21 SEPTEMBER 1991, Page 36

Lying down with the kid

John Wells

THE LIAR by Stephen Fry

Heinemann, £13.99, pp.277 Adrian Healey, Fry's bisexual hero, has just been introduced to real foie gras: You'll find the Carton Charlemagne an excellent accompaniment. Perfectly served at last. I have an ex-student who is likely to become the next editor of The Spectator. On his succession I shall offer for publication a little article on the iniquity of the British habit of over-chilling white Burgundies. If one's young friends are going to disgrace themselves by writing for such low period- icals the least they can do is assuage their guilt by providing a platform for advanced ideas. I make it a point to teach all my pupils to believe in properly chilled wine.

The speaker is Fry's cabaret character Donald Trefusis, a camp, pun-prone old Cambridge don who has occasionally appeared on Ned Sherrin's Loose Ends on Radio Four. Here, after an ambiguous

episode in a public lavatory in Cambridge, he — Trefusis, not Sherrin — is driving the young hero across France to an ambiguous tryst with what passes for British Intelli- gence in Vienna.

Fry is an entertainer, and The Liar is a very entertaining book. Its construction is apparently haphazard, seeming to work on a kind of collage principle with all the elements crammed into the author's blunderbuss and then splatted against the canvas higgledy-piggledy, inside-out and back-to-front.

A sequence of short chapters in italics laced through the book offers fragments of what could be a spy story, with all the char- acters referred to by what they are wearing — Tweed Jacket, Fame T-Shirt, Marks & Spencer Leisure Shirt — and between them Fry flashes back and forth with moments from the hero's life as queenie public-school exquisite, brilliant undergrad- uate forger of a pornographic novel by Dickens called Peter Flowerbuck, middle- class child picking potatoes as a holiday job, infuriatingly arch prep-school master, gormless Piccadilly rent-boy, possible spy and finally as facetious Cambridge don married to an independent-minded director at the RSC called Jenny de Woolf.
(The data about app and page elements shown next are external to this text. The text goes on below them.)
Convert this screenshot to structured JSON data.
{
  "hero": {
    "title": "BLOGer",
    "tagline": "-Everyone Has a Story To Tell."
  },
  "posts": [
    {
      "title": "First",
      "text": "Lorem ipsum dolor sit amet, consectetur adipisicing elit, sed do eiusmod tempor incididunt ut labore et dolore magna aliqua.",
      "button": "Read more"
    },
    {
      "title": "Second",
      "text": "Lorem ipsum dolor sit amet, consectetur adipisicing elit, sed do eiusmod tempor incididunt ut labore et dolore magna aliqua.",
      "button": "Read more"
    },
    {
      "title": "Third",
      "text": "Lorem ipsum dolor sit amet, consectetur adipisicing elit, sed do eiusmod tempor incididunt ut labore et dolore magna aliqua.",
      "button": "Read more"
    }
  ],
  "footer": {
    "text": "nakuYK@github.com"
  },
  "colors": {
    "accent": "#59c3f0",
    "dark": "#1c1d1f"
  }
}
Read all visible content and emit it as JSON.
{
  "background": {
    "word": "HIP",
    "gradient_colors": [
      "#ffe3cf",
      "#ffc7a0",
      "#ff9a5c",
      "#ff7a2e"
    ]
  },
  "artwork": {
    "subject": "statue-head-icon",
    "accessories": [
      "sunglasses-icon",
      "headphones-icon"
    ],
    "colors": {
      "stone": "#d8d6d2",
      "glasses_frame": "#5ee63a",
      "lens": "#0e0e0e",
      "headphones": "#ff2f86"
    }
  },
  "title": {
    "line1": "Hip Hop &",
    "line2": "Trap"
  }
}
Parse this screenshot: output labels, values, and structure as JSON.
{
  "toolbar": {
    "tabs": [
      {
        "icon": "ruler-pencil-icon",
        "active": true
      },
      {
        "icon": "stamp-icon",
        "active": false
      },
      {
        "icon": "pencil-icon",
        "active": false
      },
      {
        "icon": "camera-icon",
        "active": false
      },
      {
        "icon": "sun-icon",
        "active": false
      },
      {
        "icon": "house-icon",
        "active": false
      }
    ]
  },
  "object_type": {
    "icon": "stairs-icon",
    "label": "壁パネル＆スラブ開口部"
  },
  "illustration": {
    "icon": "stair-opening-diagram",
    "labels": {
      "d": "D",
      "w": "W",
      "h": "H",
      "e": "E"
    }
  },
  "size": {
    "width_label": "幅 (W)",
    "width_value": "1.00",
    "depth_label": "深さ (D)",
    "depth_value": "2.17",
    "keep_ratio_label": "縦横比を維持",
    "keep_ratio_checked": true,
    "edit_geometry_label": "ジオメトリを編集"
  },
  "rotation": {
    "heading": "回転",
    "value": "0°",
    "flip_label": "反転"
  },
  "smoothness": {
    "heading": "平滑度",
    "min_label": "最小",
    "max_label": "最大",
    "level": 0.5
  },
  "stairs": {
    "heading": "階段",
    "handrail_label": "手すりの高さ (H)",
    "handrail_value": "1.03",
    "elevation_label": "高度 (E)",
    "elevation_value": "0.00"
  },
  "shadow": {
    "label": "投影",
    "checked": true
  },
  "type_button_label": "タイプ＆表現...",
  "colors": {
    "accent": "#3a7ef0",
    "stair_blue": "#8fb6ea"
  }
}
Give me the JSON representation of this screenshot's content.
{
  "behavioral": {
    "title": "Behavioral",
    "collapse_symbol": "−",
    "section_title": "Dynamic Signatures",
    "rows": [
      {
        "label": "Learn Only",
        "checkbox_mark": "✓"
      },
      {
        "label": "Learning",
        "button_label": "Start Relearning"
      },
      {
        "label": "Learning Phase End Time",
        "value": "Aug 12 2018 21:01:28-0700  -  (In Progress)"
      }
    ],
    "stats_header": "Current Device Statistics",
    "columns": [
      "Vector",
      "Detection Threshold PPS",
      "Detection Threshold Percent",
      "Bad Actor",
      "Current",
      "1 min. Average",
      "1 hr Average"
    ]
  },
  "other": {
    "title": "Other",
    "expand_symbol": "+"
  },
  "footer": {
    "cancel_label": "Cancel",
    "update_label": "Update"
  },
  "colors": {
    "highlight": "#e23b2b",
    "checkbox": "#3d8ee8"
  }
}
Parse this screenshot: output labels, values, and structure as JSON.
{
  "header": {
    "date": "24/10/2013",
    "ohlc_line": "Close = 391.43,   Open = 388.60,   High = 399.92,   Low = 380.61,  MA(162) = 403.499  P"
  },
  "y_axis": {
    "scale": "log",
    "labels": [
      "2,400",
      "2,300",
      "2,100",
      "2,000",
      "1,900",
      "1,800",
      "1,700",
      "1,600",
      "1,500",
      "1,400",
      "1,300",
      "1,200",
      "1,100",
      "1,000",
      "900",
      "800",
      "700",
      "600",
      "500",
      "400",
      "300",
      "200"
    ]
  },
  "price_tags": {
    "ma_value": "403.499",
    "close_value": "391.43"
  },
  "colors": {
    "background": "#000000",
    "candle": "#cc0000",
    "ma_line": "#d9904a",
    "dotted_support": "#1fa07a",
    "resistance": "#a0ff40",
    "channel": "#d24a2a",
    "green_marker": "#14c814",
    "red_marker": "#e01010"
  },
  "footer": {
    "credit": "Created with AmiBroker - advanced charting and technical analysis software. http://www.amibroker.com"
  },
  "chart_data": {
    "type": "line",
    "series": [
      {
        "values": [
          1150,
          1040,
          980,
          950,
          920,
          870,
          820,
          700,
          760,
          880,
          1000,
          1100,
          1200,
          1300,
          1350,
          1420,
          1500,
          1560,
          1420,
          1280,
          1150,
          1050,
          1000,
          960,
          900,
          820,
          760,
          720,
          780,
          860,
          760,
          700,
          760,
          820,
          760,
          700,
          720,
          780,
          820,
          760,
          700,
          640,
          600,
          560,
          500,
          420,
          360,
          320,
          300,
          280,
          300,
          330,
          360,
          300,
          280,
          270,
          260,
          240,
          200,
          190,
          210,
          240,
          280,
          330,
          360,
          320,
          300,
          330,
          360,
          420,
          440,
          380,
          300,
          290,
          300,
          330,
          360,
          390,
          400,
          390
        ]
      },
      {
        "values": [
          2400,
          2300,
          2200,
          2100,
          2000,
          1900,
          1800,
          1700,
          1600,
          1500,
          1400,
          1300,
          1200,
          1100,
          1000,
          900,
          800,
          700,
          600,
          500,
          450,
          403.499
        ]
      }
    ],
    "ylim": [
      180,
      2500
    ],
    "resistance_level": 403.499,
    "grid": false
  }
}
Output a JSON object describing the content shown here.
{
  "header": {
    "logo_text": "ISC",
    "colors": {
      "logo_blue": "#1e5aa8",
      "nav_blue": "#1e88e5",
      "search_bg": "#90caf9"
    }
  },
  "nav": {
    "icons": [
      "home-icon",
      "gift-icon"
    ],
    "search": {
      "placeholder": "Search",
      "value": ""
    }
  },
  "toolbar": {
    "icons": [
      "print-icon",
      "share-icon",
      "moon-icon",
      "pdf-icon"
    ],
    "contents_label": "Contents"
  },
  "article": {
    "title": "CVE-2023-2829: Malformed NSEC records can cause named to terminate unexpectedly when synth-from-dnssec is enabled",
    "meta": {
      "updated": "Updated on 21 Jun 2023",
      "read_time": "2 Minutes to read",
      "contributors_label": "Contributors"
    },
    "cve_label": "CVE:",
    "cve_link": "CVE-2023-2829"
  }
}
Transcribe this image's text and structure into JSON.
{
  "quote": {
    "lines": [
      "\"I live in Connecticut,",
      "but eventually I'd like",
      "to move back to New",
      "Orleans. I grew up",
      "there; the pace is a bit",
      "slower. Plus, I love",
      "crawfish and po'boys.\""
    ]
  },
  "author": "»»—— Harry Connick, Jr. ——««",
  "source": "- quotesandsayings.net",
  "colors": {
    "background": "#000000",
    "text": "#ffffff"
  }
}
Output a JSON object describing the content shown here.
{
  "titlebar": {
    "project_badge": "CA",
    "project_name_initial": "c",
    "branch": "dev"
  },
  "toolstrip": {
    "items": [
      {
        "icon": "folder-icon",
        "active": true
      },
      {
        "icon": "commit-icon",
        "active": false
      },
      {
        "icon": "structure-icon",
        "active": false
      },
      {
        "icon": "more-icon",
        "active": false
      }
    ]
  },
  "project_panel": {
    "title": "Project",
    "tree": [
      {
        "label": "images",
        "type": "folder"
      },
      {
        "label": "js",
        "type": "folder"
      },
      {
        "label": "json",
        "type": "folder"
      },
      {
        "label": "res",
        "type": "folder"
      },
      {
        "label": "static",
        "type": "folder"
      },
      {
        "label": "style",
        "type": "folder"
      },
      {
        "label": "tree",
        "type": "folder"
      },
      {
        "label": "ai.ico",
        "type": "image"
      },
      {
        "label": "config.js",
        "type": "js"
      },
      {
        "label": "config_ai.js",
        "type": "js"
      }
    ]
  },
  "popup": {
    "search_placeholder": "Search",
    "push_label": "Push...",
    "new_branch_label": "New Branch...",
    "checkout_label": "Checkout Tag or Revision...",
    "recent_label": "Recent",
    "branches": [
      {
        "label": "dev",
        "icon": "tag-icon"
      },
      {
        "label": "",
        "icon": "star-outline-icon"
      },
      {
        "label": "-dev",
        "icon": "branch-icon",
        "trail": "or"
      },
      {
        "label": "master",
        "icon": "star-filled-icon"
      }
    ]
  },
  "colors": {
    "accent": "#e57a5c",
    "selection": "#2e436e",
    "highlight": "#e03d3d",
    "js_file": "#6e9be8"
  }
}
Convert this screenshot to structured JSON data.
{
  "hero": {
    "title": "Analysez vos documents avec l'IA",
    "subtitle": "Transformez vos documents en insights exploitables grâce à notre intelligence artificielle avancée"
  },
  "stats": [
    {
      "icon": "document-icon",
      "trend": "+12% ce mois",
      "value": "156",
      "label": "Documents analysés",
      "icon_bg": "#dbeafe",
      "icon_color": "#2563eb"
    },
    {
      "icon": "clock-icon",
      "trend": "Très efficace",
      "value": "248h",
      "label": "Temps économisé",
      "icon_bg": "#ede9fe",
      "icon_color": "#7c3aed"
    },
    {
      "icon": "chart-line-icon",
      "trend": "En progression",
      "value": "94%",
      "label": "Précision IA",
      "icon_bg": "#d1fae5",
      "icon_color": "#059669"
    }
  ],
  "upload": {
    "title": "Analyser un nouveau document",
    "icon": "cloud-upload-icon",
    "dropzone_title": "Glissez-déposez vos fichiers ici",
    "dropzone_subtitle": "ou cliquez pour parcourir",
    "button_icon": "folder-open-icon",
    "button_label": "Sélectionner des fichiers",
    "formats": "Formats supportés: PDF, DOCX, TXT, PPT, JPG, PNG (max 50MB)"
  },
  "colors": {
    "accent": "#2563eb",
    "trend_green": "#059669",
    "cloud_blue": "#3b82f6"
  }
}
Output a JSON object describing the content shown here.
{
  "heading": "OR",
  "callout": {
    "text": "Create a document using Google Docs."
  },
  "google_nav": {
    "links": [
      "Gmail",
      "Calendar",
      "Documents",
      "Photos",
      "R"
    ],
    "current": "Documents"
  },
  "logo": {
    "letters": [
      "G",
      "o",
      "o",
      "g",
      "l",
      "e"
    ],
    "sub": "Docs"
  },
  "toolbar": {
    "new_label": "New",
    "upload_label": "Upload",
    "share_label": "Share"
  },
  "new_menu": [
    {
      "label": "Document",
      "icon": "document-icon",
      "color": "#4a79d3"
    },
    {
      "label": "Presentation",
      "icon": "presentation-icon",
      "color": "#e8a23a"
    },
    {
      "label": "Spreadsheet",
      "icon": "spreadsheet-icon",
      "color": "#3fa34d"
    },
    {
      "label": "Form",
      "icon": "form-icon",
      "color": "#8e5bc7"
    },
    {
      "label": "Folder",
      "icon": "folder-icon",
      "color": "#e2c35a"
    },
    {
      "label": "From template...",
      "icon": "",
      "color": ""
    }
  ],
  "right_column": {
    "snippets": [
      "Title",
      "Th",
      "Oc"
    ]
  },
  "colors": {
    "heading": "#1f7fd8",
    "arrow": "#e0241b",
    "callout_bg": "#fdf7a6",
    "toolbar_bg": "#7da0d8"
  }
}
This is then all given a further warp by the idea of the lie: even within the conventions of the novel, is any of it true?

The theme finally surfaces with a good deal of glitter and radiance in Chapter Ten, where Adrian, established as liar, cheat, traitor, regular burglar of other men's essays and even as part-author of the novel in hand, listens to Trefusis, behind the wheel of his Wolsely, defining three kinds of lie, Swift's saying the thing which is not. First, there is the direct, conscious lie; second, the lazy inaccuracy — Trefusis offers the use of the German word Zwiebel; an onion, to translate the English word `chive', when it should be Schnittlauch; and third, the imaginative invention.

Fry therefore allows himself, as collage- maker, the chance of arranging some very charming bits of conventional imaginative writing — schoolboys meeting to smoke in a churchyard, the post-coital dialogue with a randy prep-school matron, the Dickens parody — however randomly, while ensuring himself an authorial ejection-seat — `Ah, but that bit was unconvincing, over the top, just a touch too camp, because he was lying.'

The rent-boy episode, his subsequent affair with an actor and his arrest for carry- ing cocaine, for instance, all seem to be a bit one-dimensional, and indeed not entirely undisgusting, compared with the lived-through nature of the school story, which is very well done and has real un- happy if not tragic deeper resonance. But later in the book we are told that Adrian never was a rent-boy. Similarly, in Chapter Eleven, are we to take the Austrian waiter's `mit Ihren Trinken' instead of 'mit Ihren Getrankere and other howlers — or

perhaps Fry would prefer the term scream- ers — as Deliberate Mistakes? It would be intriguing to know.

The greatest advantage of the form is that it allows Fry to ramble very amusingly through realms of entertaining speculation, food and wine, cabaret characters, well- observed and well written descriptive passages, appalling puns, serious insights and dead-pan bluffs, still retaining the form of a story. Carping apart, The Liar is very funny, full of intelligence and ideas, Post- Punk E.F. Benson.

John Wells has recently published Rude Words: A History of the London Library (Macmillan , £17.50).